Bittel’s announcement that he was stepping down as party chair came after all four Democratic candidates for governor–former U.S. Rep. Gwen Graham,Tallahassee Mayor Andrew Gillum, former Miami Beach Mayor Philip Levine and Orlando businessman Chris King–called for his resignation.
“No one should have to work in an uncomfortable environment,” Graham said. “Bittel’s behavior and the atmosphere he has created is unacceptable.”
“I have zero tolerance for harassment in politics or the workplace. It’s time to change the culture, and it must start at the top,’’ Levine said in a statement.
U.S. Senator Bill Nelson also released the following statement: “As Stephen Bittel said, he’s stepping aside for the good of the party. Sexual harassment is never acceptable.”
Bittel did not say when his resignation would take effect. He said he would work with the party to decided a date for the selection of his successor.
One of the women who made the allegations of sexual harassment to Politico had this description of Bittel.
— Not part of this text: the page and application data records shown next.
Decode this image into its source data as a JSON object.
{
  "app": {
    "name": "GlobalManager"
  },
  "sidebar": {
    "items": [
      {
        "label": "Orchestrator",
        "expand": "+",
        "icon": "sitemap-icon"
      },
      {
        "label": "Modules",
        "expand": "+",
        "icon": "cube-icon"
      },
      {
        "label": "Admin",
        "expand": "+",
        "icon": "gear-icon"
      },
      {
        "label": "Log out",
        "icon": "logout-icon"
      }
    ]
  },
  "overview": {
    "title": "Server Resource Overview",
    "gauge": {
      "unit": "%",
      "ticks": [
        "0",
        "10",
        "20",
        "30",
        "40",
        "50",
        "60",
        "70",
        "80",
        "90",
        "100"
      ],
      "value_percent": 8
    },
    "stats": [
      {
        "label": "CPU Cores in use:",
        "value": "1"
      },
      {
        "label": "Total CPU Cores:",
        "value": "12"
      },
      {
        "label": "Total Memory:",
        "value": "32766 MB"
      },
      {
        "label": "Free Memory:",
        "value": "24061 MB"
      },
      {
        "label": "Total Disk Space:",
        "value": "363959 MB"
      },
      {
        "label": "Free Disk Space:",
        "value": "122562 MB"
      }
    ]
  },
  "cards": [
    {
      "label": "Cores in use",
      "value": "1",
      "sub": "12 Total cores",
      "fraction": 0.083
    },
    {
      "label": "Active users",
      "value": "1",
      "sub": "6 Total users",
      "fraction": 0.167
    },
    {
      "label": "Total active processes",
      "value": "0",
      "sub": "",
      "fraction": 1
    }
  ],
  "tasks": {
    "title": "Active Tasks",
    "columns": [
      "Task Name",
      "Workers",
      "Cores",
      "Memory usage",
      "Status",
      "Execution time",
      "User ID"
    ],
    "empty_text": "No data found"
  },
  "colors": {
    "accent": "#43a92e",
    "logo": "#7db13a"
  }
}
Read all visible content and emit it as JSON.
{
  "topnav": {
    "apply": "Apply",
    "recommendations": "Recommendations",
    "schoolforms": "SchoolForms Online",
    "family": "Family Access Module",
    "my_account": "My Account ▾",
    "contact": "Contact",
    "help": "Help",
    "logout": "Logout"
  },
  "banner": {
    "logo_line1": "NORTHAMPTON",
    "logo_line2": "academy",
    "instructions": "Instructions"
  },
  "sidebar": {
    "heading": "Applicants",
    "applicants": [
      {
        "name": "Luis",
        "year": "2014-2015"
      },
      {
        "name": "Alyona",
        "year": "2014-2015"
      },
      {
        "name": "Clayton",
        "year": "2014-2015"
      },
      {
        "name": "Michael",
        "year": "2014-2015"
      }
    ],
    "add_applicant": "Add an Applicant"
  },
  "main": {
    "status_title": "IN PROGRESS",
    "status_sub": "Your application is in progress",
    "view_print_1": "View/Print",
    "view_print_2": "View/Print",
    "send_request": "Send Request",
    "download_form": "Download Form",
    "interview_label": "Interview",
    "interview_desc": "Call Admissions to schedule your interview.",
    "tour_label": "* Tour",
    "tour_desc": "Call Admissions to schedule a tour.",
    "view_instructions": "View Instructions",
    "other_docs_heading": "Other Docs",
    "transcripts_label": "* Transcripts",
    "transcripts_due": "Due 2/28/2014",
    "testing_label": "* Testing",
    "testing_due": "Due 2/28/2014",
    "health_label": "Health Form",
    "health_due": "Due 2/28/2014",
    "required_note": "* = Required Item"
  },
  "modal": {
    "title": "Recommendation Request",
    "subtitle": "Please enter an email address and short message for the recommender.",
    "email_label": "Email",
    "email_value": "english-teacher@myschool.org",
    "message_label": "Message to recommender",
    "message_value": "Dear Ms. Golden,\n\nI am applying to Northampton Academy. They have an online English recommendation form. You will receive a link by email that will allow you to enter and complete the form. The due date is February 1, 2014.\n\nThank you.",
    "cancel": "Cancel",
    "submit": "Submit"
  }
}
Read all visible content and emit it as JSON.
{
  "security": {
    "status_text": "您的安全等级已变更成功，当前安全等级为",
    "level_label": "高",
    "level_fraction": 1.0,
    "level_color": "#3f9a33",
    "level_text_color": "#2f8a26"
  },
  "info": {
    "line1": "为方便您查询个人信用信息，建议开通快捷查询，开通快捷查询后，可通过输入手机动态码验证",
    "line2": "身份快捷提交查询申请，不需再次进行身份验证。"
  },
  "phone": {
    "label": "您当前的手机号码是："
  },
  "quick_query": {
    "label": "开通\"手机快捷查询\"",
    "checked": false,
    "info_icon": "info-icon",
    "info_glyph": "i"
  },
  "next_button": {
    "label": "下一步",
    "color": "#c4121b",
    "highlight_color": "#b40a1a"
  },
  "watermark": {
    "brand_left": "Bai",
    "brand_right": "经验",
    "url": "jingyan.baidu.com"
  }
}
“He’s just so f—-ng creepy. He just leers at you, and stares. I don’t know if you know what that feels like, but he just leers at you. I don’t know how to describe the feeling.”
“Although these allegations are not criminal, they clearly paint a picture of a hostile working environment for women,” Gillum said. “We must actively work to shift the power dynamics in which men have deluded themselves into thinking they have control of women.’’
Before the calls for his resignation started flowing in from Democratic leaders, Bittel issued the following apology.
“Every person, regardless of their gender, race, age or sexuality should be treated with respect and valued for their hard work and contributions to our community and if any of my comments or actions did not reflect that belief I am deeply sorry,” Bittel said. “I have much to learn, but my goal is and has always been to make sure every member of our party has a safe environment in which to succeed. It seems I’ve not been successful in that goal, and I will do better.”
One woman suggested that Bittel’s reputation is why Florida Democrats weren’t more critical of state Sen. Jack Latvala, R-Clearwater, after six woman came forward two weeks ago to claim that Latvala made inappropriate comments to them or touched them inappropriately.
An independent law firm began this week investigating the charges against Latvala. In a letter to Senate President Joe Negron, R-Stuart, Gail Golman Holtzman, a Tampa-based attorney with the law firm Jackson Lewis, who is conducting the investigation, said she began looking into the charges on Monday and estimated her work could take up to a month to complete.
The allegations of sexual harassment against Bittel are just the latest in a series of cases that have surfaced in recent weeks, both here in Florida and across the nation.
The News Service of Florida reports incidents or claims of sexual harassment have been reported in statehouses in a dozen states, including Florida.
California, Colorado, Illinois, Kentucky, Massachusetts, Minnesota, Missouri, New York, Rhode Island, Tennessee and Washington — along with Florida — are among the states where women say a toxic environment permeates workaday life in state capitols.
On Thursday, U.S. Sen. Al Franken, D-Minnesota, became the latest influential politician to be accused of sexuall harassment. A radio show host accused Franken of kissing and groping her without her consent during a USO tour in 2006.
Franken released a statement apologizing for his actions, and called for an ethics investigation of himself.